There has been some controversy surrounding the use of the term “garbage patch” and photos taken off the coast of Manila in the Philippines in attempts to portray the patch in the media often misrepresenting the true scope of the problem and what could be done to solve it. Angelicque White, Associate Professor at Oregon State University, who has studied the “garbage patch” in depth, warns that “the use of the phrase ‘garbage patch’ is misleading. … It is not visible from space; there are no islands of trash; it is more akin to a diffuse soup of plastic floating in our oceans.”

Density

So how dense is it? Let’s assume 80,000 metric tons over an area twice the size of Texas. The area of Texas is 700,000 km² , so that’s 8 × 1010 grams of trash over 1.4 × 1012 square meters, or 57 milligrams per square meter.

An empty water bottle weighs about 20 grams, and an American football field covers 5300 square meters, so this would be the same density of plastic as 15 empty water bottles scattered over a football field. This is an average. No doubt the density is higher in some areas and lower in others.

***

[1] The video in the article says Ocean Cleanup would remove half the GPGP every five years, implying that the rate of clean up will decline exponentially.

Enough group theory for now

I’ve written three blog posts lately about the classification of finite simple groups. I’m done with that topic for now. I may come back and revisit it in the future. So if group theory isn’t your favorite topic, don’t worry. I don’t know what I’ll blog about next, but it’ll probably be one of the topics I often write about.

 

Overlap in the classification of finite simple groups

The previous post defined the groups PSL(nq) where n is a positive integer and q is a prime power. These are finite simple groups for n ≥ 2 except for PSL(2, 2) and PSL(2, 3).

Overlap among PSL(nq)

There are a couple instances where different values of n and q lead to isomorphic groups: PSL(2, 4) and PSL(2, 5) are isomorphic, and PSL(2, 7) and PSL(3, 2) are isomorphic.
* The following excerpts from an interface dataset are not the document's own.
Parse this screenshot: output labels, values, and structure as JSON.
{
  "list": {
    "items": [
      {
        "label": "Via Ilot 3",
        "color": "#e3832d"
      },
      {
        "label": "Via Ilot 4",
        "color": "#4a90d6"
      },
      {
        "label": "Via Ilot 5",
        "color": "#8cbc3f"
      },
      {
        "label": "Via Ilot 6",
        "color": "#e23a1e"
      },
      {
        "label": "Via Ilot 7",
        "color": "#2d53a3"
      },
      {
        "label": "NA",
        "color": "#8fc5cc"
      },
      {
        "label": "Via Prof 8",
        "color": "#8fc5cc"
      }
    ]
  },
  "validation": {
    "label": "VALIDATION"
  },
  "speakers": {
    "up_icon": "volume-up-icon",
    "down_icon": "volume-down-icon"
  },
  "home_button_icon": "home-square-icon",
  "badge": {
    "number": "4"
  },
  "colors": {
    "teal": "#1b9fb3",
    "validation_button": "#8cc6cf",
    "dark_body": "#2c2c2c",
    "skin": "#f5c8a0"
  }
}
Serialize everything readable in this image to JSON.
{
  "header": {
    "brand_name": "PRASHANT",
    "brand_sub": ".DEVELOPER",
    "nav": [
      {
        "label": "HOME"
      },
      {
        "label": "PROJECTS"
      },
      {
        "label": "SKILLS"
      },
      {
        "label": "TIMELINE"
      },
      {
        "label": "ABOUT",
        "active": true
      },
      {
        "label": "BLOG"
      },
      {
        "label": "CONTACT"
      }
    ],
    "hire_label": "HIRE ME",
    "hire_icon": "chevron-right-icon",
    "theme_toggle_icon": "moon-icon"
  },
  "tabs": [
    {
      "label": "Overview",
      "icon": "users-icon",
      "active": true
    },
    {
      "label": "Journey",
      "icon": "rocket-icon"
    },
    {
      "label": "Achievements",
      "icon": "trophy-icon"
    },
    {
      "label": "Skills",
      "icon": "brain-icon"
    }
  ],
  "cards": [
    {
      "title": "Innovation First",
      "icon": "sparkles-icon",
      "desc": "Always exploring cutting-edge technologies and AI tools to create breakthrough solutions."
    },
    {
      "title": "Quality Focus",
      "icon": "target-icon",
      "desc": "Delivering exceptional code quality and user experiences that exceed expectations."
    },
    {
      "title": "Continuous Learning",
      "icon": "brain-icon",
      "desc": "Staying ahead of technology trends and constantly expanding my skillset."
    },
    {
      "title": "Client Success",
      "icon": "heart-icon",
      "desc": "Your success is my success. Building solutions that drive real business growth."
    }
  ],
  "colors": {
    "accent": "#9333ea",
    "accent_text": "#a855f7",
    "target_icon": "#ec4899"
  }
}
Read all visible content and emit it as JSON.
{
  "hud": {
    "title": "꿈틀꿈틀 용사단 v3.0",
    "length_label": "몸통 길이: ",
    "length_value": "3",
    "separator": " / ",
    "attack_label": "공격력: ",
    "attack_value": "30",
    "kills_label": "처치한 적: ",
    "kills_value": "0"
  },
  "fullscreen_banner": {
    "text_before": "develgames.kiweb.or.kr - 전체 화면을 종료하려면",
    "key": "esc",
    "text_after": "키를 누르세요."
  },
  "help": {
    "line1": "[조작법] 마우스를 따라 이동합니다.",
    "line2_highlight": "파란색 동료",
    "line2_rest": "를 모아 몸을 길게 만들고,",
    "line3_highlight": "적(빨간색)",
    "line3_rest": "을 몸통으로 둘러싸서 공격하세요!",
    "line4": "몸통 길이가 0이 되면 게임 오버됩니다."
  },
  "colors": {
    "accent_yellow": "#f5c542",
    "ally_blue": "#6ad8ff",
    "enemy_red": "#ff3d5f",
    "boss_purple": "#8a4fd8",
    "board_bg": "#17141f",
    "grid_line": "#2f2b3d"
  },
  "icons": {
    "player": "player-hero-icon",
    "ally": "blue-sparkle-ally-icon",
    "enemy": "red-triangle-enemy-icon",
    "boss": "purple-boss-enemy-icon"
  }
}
These are the only instances [1].

With the exceptions stated above, distinct values of n and q lead to distinct groups. Is it possible for different choices of n and q to lead to groups of the same size, even though the groups are not isomorphic to each other? Yes, PSL(3, 4) and PSL(4, 2) both have order 20160, but the groups are not isomorphic. This is the only example [2].

Overlap between PSL and alternating groups

The first post in this series mentioned that for n ≥ 5, the alternating group An, the group of even permutations on a set of n elements, is a simple group. Three of the alternating groups are isomorphic to PSL groups:

  • PSL(2, 4) = PSL(2, 5) = A5
  • PSL(2, 9) = A6
  • PSL(4, 2) = A8

Here “=” really means isomorphic. We mentioned PSL(4, 2) above. It has the same order as PSL(3, 4). This means that A8 and PSL(3, 4) have the same order but are not isomorphic.

I suspect that with a small number of exceptions, the order of a finite simple group determines the group. I haven’t proven that, but numerical exploration suggests its true. This page lists non-Abelian finite simple groups of order less than 10 billion, and there are only seven orders that correspond to more than 1 group, the largest example being order 25,920.

One last overlap

There is only one other duplication in the lists of groups in the CFSG theorem, and that is PSU(4, 2) = PSp(4, 3). I haven’t written about these groups yet.

Notes

[1] See The Finite Simple Groups by Robert A. Wilson

[2] In fact, aside from the groups mentioned in this post, the orders of all the finite simple groups are unique except for two non-isomorphic families that have orders: PΩ2n+1(q) and PSp2n(q) for n ≥ 3 and odd prime powers q. See discussion on Math Overflow.